**Work order**
Your answer should be the records, restated word for word.

Excerpts from an interface dataset
Start of Block

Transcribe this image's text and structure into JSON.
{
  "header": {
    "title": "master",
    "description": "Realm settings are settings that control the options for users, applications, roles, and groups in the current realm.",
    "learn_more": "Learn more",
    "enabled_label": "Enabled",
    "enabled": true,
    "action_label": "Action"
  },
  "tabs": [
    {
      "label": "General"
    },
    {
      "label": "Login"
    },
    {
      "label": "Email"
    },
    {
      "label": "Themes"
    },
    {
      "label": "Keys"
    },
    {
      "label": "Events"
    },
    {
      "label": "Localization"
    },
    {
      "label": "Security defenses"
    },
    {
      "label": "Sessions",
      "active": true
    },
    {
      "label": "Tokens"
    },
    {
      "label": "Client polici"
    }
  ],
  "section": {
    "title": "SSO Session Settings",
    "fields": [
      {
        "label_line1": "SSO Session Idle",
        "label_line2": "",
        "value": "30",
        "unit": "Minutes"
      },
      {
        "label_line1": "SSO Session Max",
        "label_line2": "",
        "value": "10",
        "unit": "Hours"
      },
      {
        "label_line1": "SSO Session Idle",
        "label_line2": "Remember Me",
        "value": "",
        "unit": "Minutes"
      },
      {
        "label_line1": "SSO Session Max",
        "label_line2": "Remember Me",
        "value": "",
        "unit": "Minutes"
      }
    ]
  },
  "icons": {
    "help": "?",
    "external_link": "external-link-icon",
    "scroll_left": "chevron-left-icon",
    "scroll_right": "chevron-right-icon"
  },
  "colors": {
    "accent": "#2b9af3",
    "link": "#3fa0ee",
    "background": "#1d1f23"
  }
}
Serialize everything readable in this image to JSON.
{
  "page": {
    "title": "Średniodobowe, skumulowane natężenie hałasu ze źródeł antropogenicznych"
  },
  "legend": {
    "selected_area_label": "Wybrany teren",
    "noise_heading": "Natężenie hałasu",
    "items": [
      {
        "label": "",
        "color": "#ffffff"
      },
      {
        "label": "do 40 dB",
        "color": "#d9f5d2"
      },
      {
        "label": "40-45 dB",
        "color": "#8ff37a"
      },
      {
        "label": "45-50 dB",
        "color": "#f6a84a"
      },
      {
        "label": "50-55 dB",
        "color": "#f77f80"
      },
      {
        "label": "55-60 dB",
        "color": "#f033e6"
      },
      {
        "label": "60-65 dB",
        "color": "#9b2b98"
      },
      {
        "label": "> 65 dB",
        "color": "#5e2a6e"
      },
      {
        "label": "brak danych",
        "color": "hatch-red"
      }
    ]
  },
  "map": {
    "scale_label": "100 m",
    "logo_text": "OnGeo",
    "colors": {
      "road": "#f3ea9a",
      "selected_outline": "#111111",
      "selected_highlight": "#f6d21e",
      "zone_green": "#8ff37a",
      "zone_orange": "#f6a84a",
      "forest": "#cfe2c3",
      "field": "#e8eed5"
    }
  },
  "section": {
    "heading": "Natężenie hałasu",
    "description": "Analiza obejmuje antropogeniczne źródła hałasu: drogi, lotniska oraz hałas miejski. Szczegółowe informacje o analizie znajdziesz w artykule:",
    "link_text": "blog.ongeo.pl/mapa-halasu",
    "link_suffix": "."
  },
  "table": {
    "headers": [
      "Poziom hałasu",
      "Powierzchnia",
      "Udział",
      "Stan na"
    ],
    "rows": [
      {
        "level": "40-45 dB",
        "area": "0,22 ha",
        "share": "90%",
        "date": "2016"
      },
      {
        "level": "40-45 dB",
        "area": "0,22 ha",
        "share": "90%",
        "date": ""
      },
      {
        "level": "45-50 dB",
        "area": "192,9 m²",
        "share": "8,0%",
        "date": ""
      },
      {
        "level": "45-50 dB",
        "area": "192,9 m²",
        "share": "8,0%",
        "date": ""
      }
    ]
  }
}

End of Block

**Problem solution**
Transcribe this image's text and structure into JSON.
{
  "header": {
    "title": "master",
    "description": "Realm settings are settings that control the options for users, applications, roles, and groups in the current realm.",
    "learn_more": "Learn more",
    "enabled_label": "Enabled",
    "enabled": true,
    "action_label": "Action"
  },
  "tabs": [
    {
      "label": "General"
    },
    {
      "label": "Login"
    },
    {
      "label": "Email"
    },
    {
      "label": "Themes"
    },
    {
      "label": "Keys"
    },
    {
      "label": "Events"
    },
    {
      "label": "Localization"
    },
    {
      "label": "Security defenses"
    },
    {
      "label": "Sessions",
      "active": true
    },
    {
      "label": "Tokens"
    },
    {
      "label": "Client polici"
    }
  ],
  "section": {
    "title": "SSO Session Settings",
    "fields": [
      {
        "label_line1": "SSO Session Idle",
        "label_line2": "",
        "value": "30",
        "unit": "Minutes"
      },
      {
        "label_line1": "SSO Session Max",
        "label_line2": "",
        "value": "10",
        "unit": "Hours"
      },
      {
        "label_line1": "SSO Session Idle",
        "label_line2": "Remember Me",
        "value": "",
        "unit": "Minutes"
      },
      {
        "label_line1": "SSO Session Max",
        "label_line2": "Remember Me",
        "value": "",
        "unit": "Minutes"
      }
    ]
  },
  "icons": {
    "help": "?",
    "external_link": "external-link-icon",
    "scroll_left": "chevron-left-icon",
    "scroll_right": "chevron-right-icon"
  },
  "colors": {
    "accent": "#2b9af3",
    "link": "#3fa0ee",
    "background": "#1d1f23"
  }
}
Serialize everything readable in this image to JSON.
{
  "page": {
    "title": "Średniodobowe, skumulowane natężenie hałasu ze źródeł antropogenicznych"
  },
  "legend": {
    "selected_area_label": "Wybrany teren",
    "noise_heading": "Natężenie hałasu",
    "items": [
      {
        "label": "",
        "color": "#ffffff"
      },
      {
        "label": "do 40 dB",
        "color": "#d9f5d2"
      },
      {
        "label": "40-45 dB",
        "color": "#8ff37a"
      },
      {
        "label": "45-50 dB",
        "color": "#f6a84a"
      },
      {
        "label": "50-55 dB",
        "color": "#f77f80"
      },
      {
        "label": "55-60 dB",
        "color": "#f033e6"
      },
      {
        "label": "60-65 dB",
        "color": "#9b2b98"
      },
      {
        "label": "> 65 dB",
        "color": "#5e2a6e"
      },
      {
        "label": "brak danych",
        "color": "hatch-red"
      }
    ]
  },
  "map": {
    "scale_label": "100 m",
    "logo_text": "OnGeo",
    "colors": {
      "road": "#f3ea9a",
      "selected_outline": "#111111",
      "selected_highlight": "#f6d21e",
      "zone_green": "#8ff37a",
      "zone_orange": "#f6a84a",
      "forest": "#cfe2c3",
      "field": "#e8eed5"
    }
  },
  "section": {
    "heading": "Natężenie hałasu",
    "description": "Analiza obejmuje antropogeniczne źródła hałasu: drogi, lotniska oraz hałas miejski. Szczegółowe informacje o analizie znajdziesz w artykule:",
    "link_text": "blog.ongeo.pl/mapa-halasu",
    "link_suffix": "."
  },
  "table": {
    "headers": [
      "Poziom hałasu",
      "Powierzchnia",
      "Udział",
      "Stan na"
    ],
    "rows": [
      {
        "level": "40-45 dB",
        "area": "0,22 ha",
        "share": "90%",
        "date": "2016"
      },
      {
        "level": "40-45 dB",
        "area": "0,22 ha",
        "share": "90%",
        "date": ""
      },
      {
        "level": "45-50 dB",
        "area": "192,9 m²",
        "share": "8,0%",
        "date": ""
      },
      {
        "level": "45-50 dB",
        "area": "192,9 m²",
        "share": "8,0%",
        "date": ""
      }
    ]
  }
}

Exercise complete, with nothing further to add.